In this week's parsha Bnei Yisroel are counted once again. "These are the ones counted by Moshe and Elazar Hakohein. . . And from these there was no man of those counted by Moshe and Aharon in the Sinai Desert" (Bamidbar 26, 64-65). Rashi comments that the Torah emphasizes, "there was no man", because the women were still alive at the time of the second counting. They were not included in the punishment incurred as a result of the spies' derogatory report and the nation's subsequent objection to entering the Land of Israel. In contrast to the men who expressed their grievances against Eretz Yisroel, the women cherished the Land. This was demonstrated by the daughters of Tzlafchad who came to Moshe requesting that they be allocated a portion of land in Eretz Yisroel.
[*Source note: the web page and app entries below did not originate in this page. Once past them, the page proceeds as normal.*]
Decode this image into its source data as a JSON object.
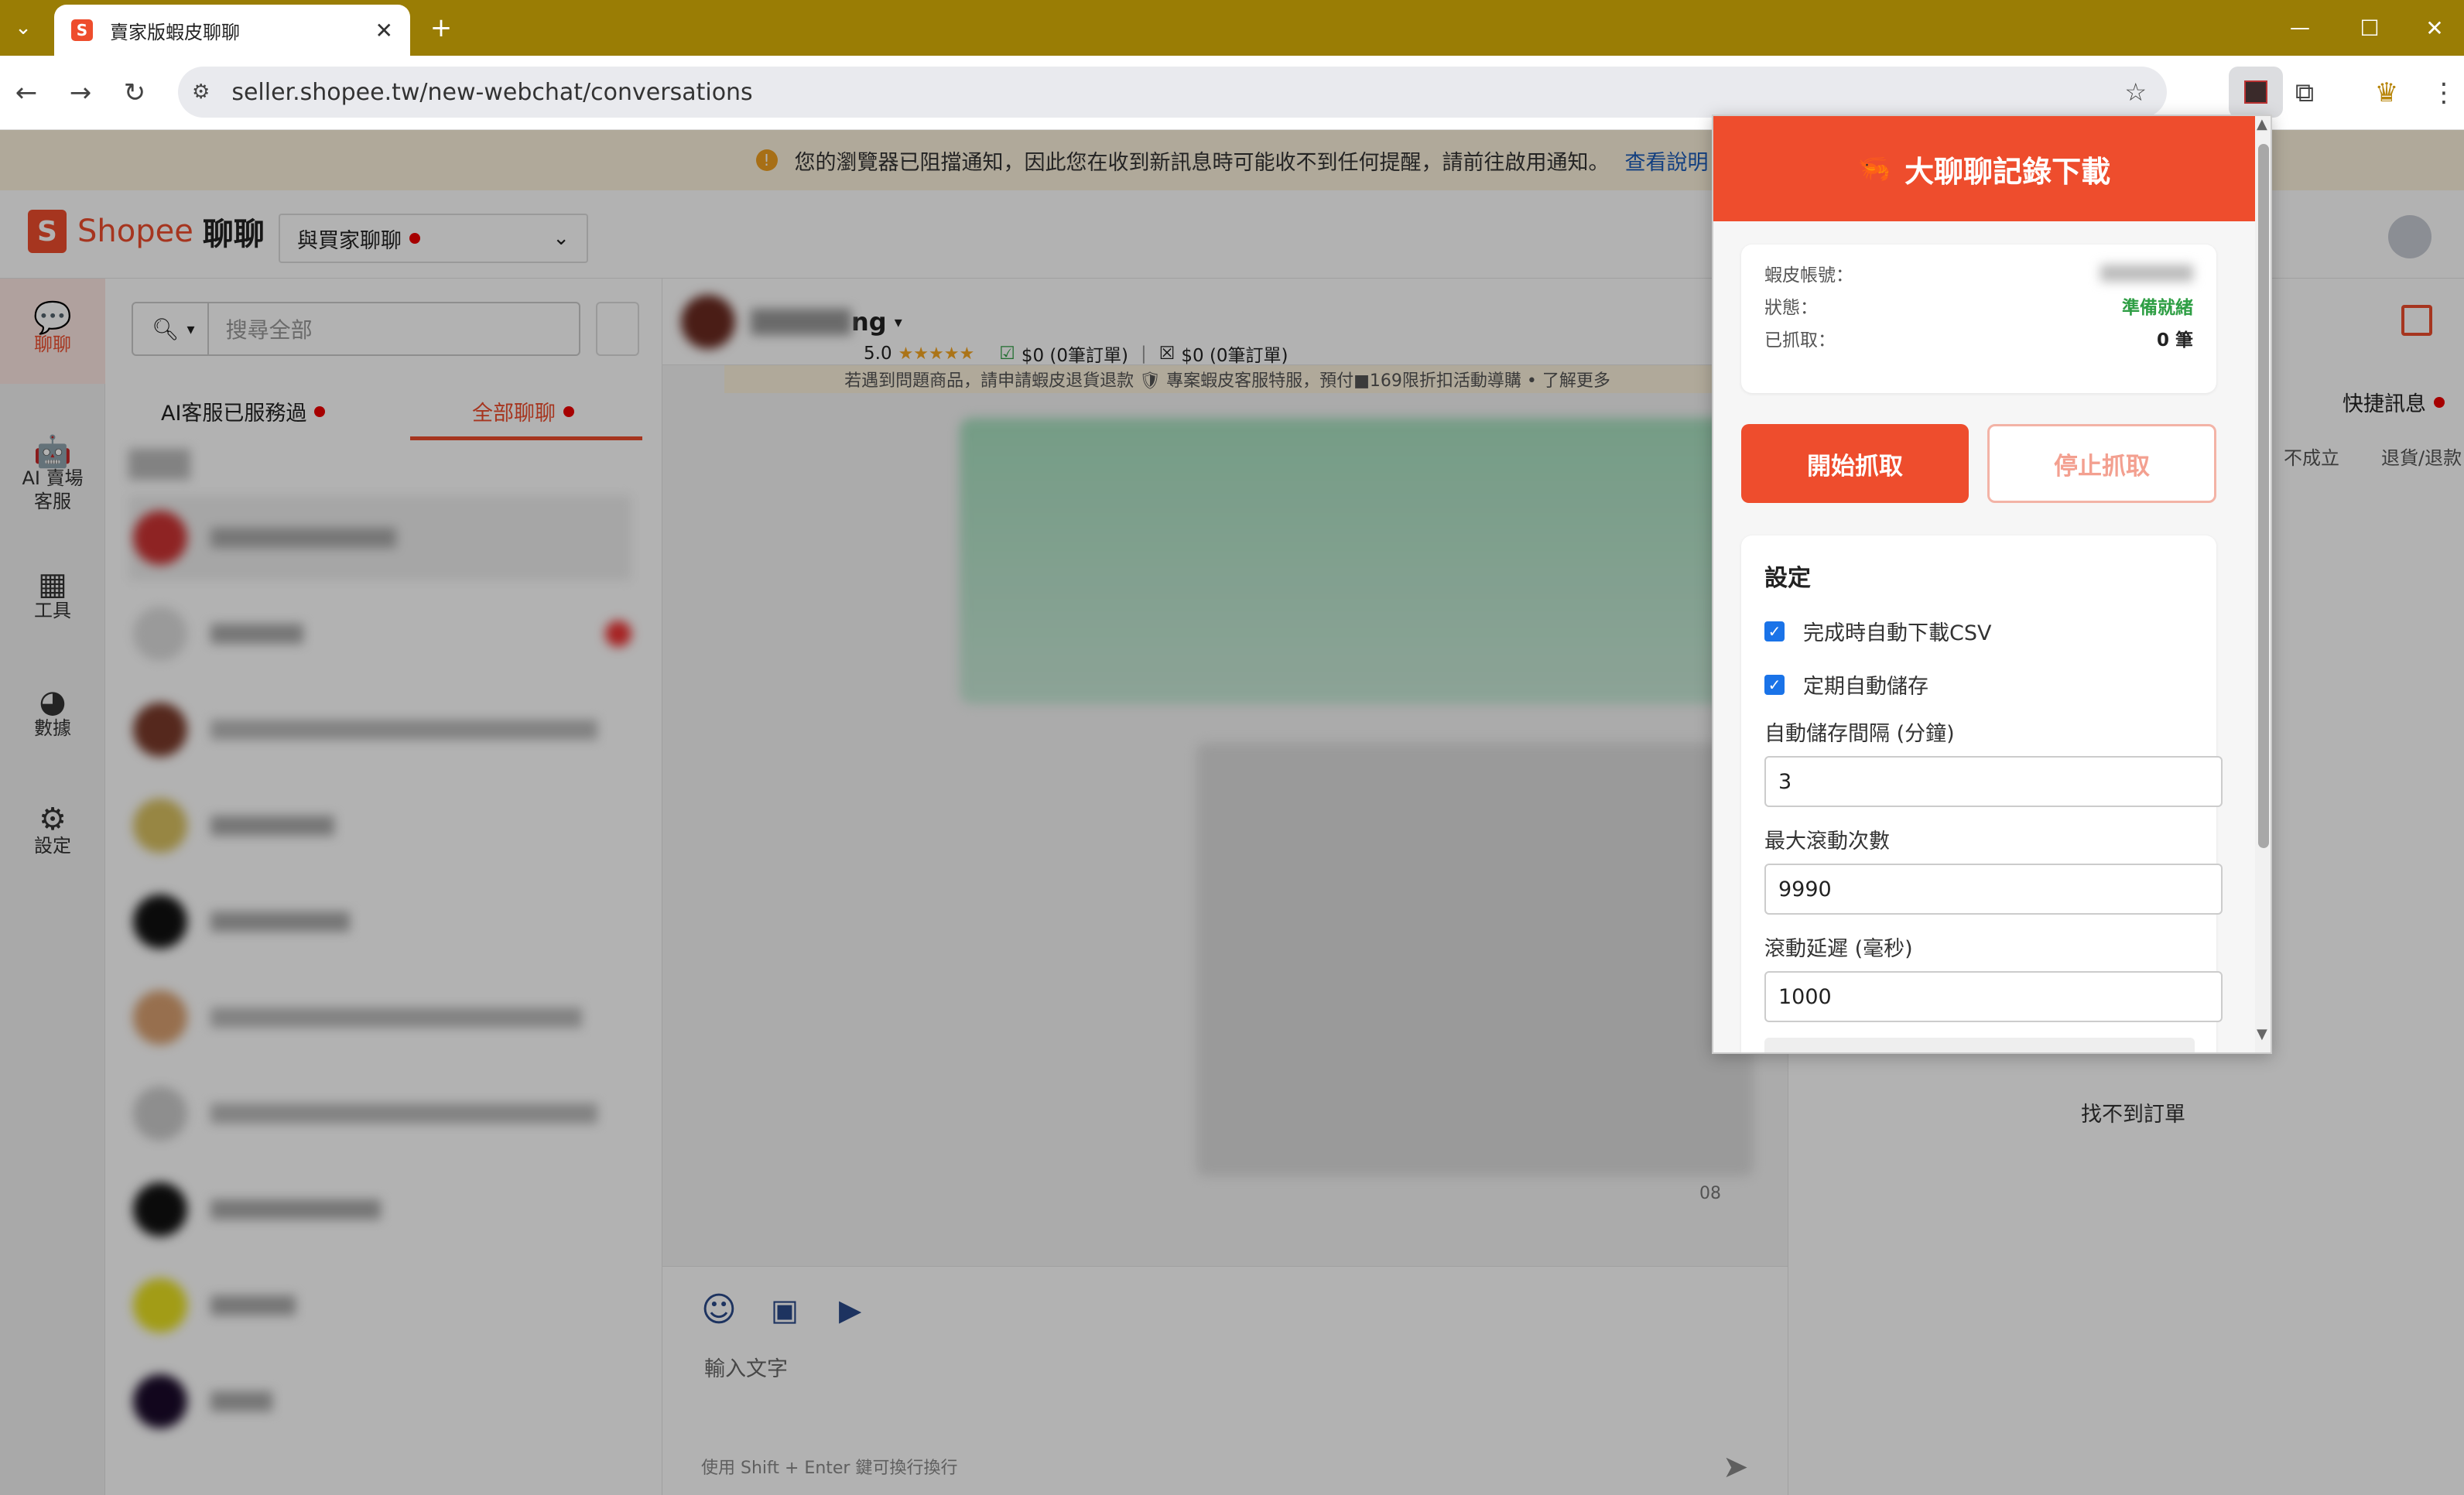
{
  "browser": {
    "tab_title": "賣家版蝦皮聊聊",
    "url": "seller.shopee.tw/new-webchat/conversations"
  },
  "page": {
    "notification": "您的瀏覽器已阻擋通知，因此您在收到新訊息時可能收不到任何提醒，請前往啟用通知。",
    "notification_link": "查看說明",
    "logo_text": "Shopee",
    "logo_sub": "聊聊",
    "chat_mode_select": "與買家聊聊",
    "nav": [
      {
        "label": "聊聊",
        "icon": "chat-icon"
      },
      {
        "label": "AI 賣場\n客服",
        "icon": "ai-bot-icon"
      },
      {
        "label": "工具",
        "icon": "tools-icon"
      },
      {
        "label": "數據",
        "icon": "pie-chart-icon"
      },
      {
        "label": "設定",
        "icon": "gear-icon"
      }
    ],
    "search_placeholder": "搜尋全部",
    "filter_tabs": [
      "AI客服已服務過",
      "全部聊聊"
    ],
    "buyer_name_suffix": "ng",
    "buyer_rating": "5.0",
    "stat1": "$0 (0筆訂單)",
    "stat2": "$0 (0筆訂單)",
    "chat_banner": "若遇到問題商品，請申請蝦皮退貨退款 🛡 專案蝦皮客服特服，預付■169限折扣活動導購 • 了解更多",
    "message_time": "08",
    "input_placeholder": "輸入文字",
    "input_hint": "使用 Shift + Enter 鍵可換行換行",
    "quick_reply": "快捷訊息",
    "order_tabs": [
      "不成立",
      "退貨/退款"
    ],
    "no_orders": "找不到訂單"
  },
  "popup": {
    "title": "大聊聊記錄下載",
    "account_label": "蝦皮帳號：",
    "status_label": "狀態：",
    "status_value": "準備就緒",
    "fetched_label": "已抓取：",
    "fetched_value": "0 筆",
    "start_button": "開始抓取",
    "stop_button": "停止抓取",
    "settings_title": "設定",
    "opt_auto_csv": "完成時自動下載CSV",
    "opt_auto_save": "定期自動儲存",
    "interval_label": "自動儲存間隔 (分鐘)",
    "interval_value": "3",
    "max_scroll_label": "最大滾動次數",
    "max_scroll_value": "9990",
    "scroll_delay_label": "滾動延遲 (毫秒)",
    "scroll_delay_value": "1000"
  },
  "colors": {
    "brand": "#ee4d2d",
    "status_ready": "#2e9e44",
    "chrome_frame": "#9a7d05",
    "checkbox": "#1a73e8"
  }
}
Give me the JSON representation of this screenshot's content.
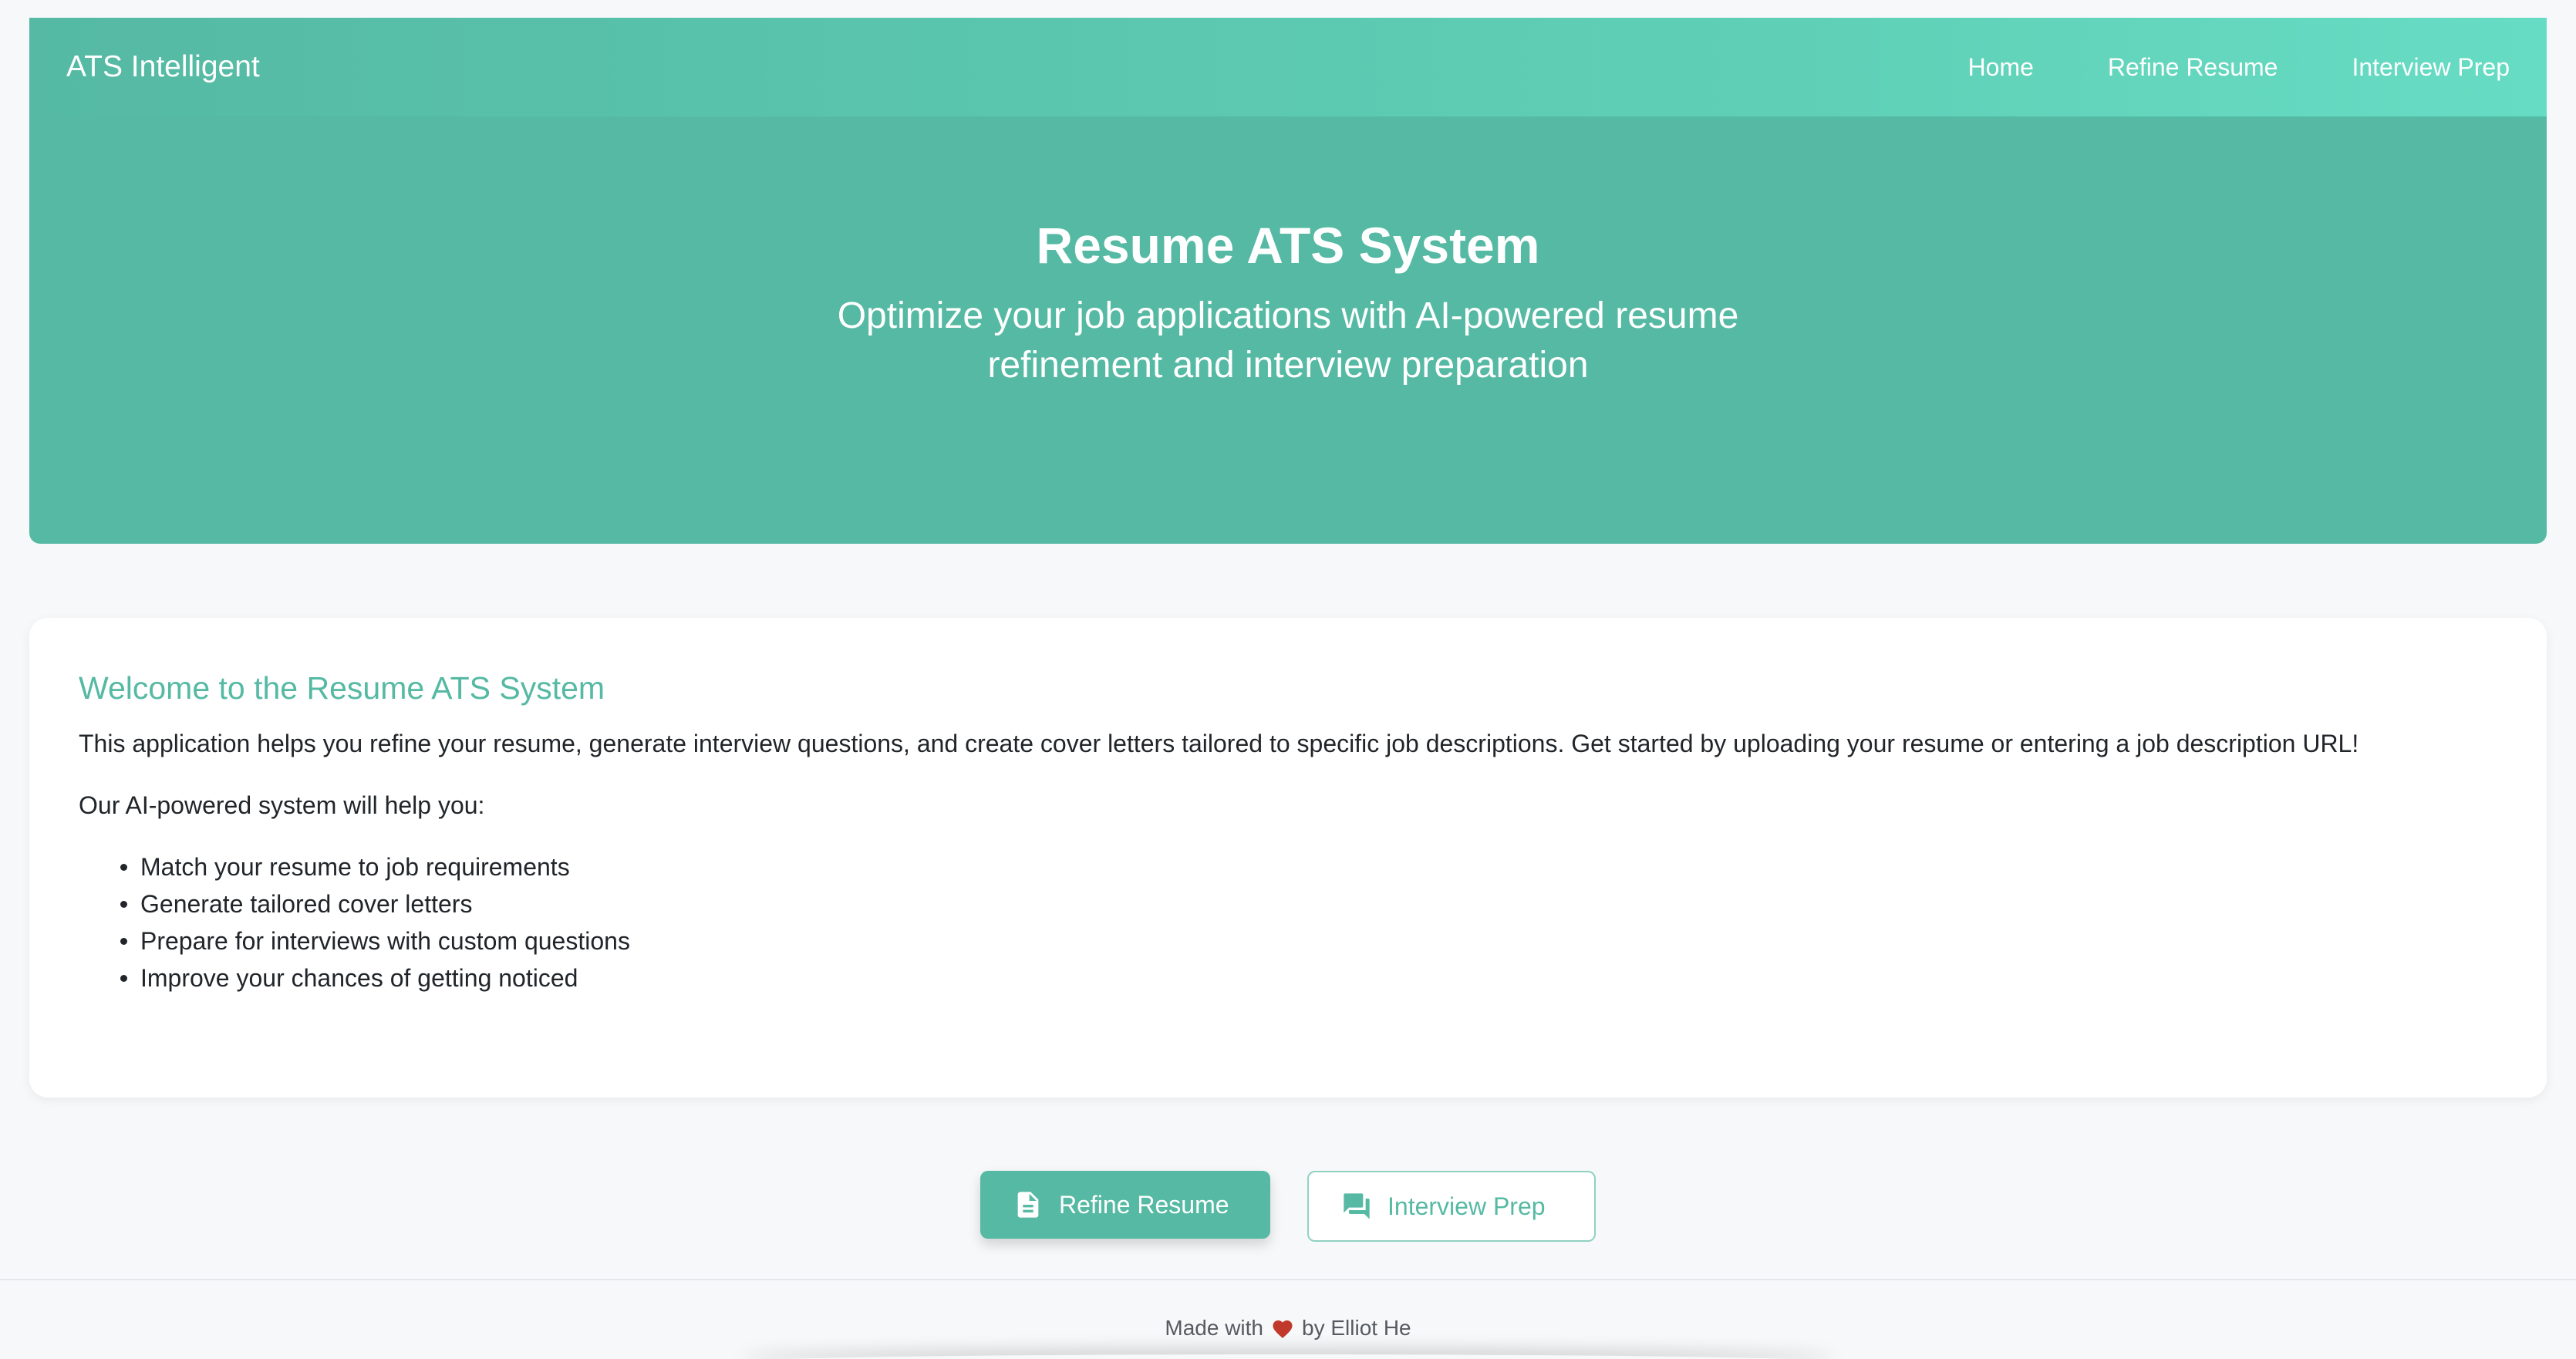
{
  "navbar": {
    "brand": "ATS Intelligent",
    "links": [
      {
        "label": "Home"
      },
      {
        "label": "Refine Resume"
      },
      {
        "label": "Interview Prep"
      }
    ]
  },
  "hero": {
    "title": "Resume ATS System",
    "subtitle": "Optimize your job applications with AI-powered resume refinement and interview preparation"
  },
  "welcome": {
    "title": "Welcome to the Resume ATS System",
    "intro": "This application helps you refine your resume, generate interview questions, and create cover letters tailored to specific job descriptions. Get started by uploading your resume or entering a job description URL!",
    "lead": "Our AI-powered system will help you:",
    "items": [
      "Match your resume to job requirements",
      "Generate tailored cover letters",
      "Prepare for interviews with custom questions",
      "Improve your chances of getting noticed"
    ]
  },
  "actions": {
    "refine_label": "Refine Resume",
    "refine_icon": "document-icon",
    "interview_label": "Interview Prep",
    "interview_icon": "chat-icon"
  },
  "footer": {
    "prefix": "Made with",
    "heart_icon": "heart-icon",
    "suffix": "by Elliot He"
  },
  "colors": {
    "accent": "#55b9a3",
    "accent_light": "#67dcc4",
    "heart": "#c0392b"
  }
}
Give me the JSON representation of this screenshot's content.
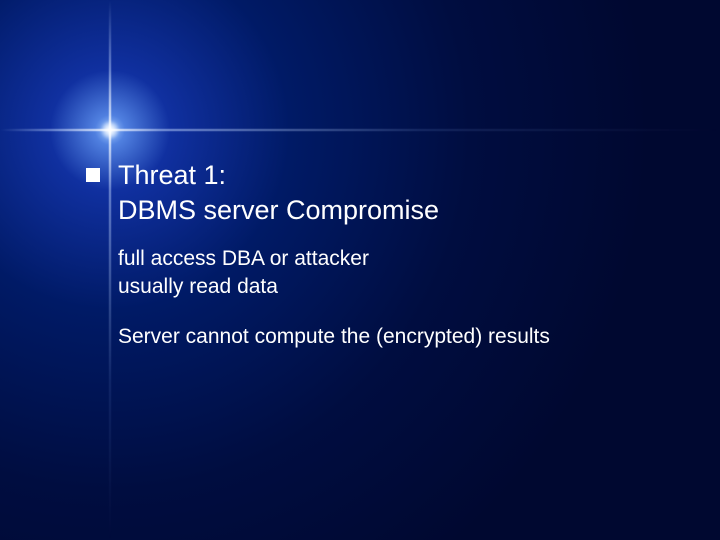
{
  "slide": {
    "title_line1": "Threat 1:",
    "title_line2": "DBMS server Compromise",
    "sub1_line1": "full access DBA or attacker",
    "sub1_line2": "usually read data",
    "sub2": "Server cannot compute the (encrypted) results"
  }
}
It is interesting to note, says Rav Wolbe (Shiurei Chumash), that women were always at the forefront of the great events mentioned in the Torah. Chazal tell us that in the merit of the righteous women our forefathers were redeemed from the bondage in Mitzrayim. Additionally, when Bnei Yisroel stood ready to accept the Torah at Har Sinai, the women were placed first in Hashem's command to Moshe: "So shall you say to the daughters of Yaakov and relate to the sons of Yisroel" (Shemos 19, 3). Finally, it was the women who cherished and thereby merited entering Eretz Yisroel, while their male counterparts perished in the wilderness. In contrast to those who perceive women as maintaining an inferior spiritual status, the Torah clarifies for us their true level of greatness.
In a similar vein, Rashi (Bamidbar 27, 7) tells us that the eyes of the daughters of Tzlafchad "saw" what was not "seen" by the eyes of Moshe. Their request precipitated Hashem's commandment to Moshe as to regarding what should be done with the estate of a man who dies and leaves only daughters. It was in the merit of these wise women that Bnei Yisroel were taught the laws pertaining to inheritance. Once again we see the greatness the Torah ascribes to women.
Rav Wolbe points out that there is another lesson to be gleaned from the daughters of Tzlafchad. They are yet another example of the emphasis the Torah places on the importance of each individual. Their simple request, which demonstrated an intense spiritual desire, brought them honor in the eyes of their generation and all future generations since Hashem recorded their dialogue in the Torah. We all have the potential to leave our mark!